Sunday, July 3, 2011

Must Calibrate Face, Emotions

I should have known better. I was placing holds for a woman about my age (viz. old). In the middle of the transaction about gardening books, she asked, "did you hear what happened in New York?"

My first thought was: OMG! Terrorism? What?

My look of dismay spoke to her. She nodded her head, and gravely said, "Gay marriage."

I immediately brightened. "Oh yeah, that. Great!"

Her look was the sort of look that she might have given me if I had not only just married my male fiancee before her, but consummated the act right there on the Ref desk.

I mean, I try not to wear my political or moral opinions on my sleeve. I think that everybody should be able to use the library without feeling singled out because of their opinions or appearance (up to a point, I must add). But the public should be careful about assuming things about us, too. Just because I am a geezer with a square haircut and conservative clothes, she probably shouldn't have automatically thought that I'd agree on that or any score.

6 comments:

Melinda said...

I don't like it, either, don't think it's great at all. But back on topic.

I personally think that sometimes there's too much liberalism working its way into libraries though...the slants in the collections are noticeable at times.

Unknown said...

Gasp! If we have liberalism, we might have...NEW IDEAS??? Isn't that what libraries are all about?

Bethany said...

Excellent. I love your response to her. I think it's time for it to be a non-issue.

DeskSlave said...

Not sure I agree with you on the slant issue, Melinda. If anything, I think "liberal" librarians go out of their ways to make sure their collections do not simply reflect their own values and interests. One colleague wanted to collect the cookbooks, so got stuck with the whole 600s. This meant, among other things, guns. She wasn't interested in them and didn't like them and went out of her way too make sure we had the deepest gun book collection around.

If anything, I think stodginess is more of an issue. Just try finding punk rock in most library collections.

LibraryTales said...

Hahaha! I love it!

Dances With Keyboards said...

I notice that customers who see anything that doesn't support their own point of view assume that libraries are too liberal, or are in support of only the liberal point of view. On the contrary, we are trained to be careful of the library presenting a biased collection, to make sure that our collection reflects the interests of the community AND to provide other points of view, even if there is no interest in the community. This is library school 101.

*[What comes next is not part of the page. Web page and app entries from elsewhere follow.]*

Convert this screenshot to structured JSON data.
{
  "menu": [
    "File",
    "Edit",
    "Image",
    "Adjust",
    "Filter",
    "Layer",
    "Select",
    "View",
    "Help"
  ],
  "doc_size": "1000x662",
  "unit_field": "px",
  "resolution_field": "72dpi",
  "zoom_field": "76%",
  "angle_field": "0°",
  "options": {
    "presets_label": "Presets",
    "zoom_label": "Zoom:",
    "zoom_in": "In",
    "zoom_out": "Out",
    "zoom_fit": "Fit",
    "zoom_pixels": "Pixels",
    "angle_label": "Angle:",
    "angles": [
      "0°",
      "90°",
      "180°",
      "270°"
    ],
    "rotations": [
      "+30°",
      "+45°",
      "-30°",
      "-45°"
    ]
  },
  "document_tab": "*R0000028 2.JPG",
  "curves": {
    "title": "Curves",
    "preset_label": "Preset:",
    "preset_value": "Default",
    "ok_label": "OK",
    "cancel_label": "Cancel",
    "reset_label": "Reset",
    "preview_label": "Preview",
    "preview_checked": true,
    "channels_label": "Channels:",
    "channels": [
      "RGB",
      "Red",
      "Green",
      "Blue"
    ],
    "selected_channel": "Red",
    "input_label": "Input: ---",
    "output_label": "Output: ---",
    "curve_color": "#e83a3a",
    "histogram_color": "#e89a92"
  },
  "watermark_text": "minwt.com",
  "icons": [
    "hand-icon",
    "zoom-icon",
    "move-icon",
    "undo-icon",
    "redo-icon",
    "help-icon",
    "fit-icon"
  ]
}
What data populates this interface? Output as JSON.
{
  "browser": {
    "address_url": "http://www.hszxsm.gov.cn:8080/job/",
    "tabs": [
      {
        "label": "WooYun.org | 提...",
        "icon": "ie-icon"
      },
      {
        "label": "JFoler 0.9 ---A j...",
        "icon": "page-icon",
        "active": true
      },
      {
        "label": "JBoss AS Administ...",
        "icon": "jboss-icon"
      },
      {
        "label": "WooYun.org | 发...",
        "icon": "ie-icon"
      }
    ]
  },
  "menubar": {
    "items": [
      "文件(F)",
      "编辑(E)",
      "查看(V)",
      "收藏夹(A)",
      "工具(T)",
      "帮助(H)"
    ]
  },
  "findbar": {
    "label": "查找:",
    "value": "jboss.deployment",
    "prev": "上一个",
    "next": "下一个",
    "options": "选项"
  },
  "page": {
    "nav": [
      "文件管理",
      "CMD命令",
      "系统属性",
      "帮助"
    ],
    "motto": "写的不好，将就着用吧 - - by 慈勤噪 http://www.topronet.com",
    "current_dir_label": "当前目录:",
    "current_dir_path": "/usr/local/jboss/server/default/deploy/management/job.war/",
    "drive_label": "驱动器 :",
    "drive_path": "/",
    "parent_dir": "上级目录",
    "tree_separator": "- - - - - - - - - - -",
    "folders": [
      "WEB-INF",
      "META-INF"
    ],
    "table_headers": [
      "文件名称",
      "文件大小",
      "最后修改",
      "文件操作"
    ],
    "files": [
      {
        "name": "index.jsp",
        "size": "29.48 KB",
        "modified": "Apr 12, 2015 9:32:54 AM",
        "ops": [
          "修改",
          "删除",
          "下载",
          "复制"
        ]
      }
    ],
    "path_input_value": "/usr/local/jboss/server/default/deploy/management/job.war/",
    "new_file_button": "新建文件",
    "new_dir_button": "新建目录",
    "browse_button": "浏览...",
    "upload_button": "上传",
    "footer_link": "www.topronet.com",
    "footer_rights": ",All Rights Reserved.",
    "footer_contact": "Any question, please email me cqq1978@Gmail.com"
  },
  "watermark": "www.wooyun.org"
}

A few years ago, I had a mother insist that I remove a book about gay relationships from a display. Her reasoning is that her children were asking her "why does that man have his arm around that other man?" Apparently, the book was there on two separate visits - and after all, THAT point of view is WRONG, so why were we forcing it down the throat of young people in the community?

My question is: if you want to insulate your children from life, a: why did you bring them to the adult department, and b: why did you bring them out of the house?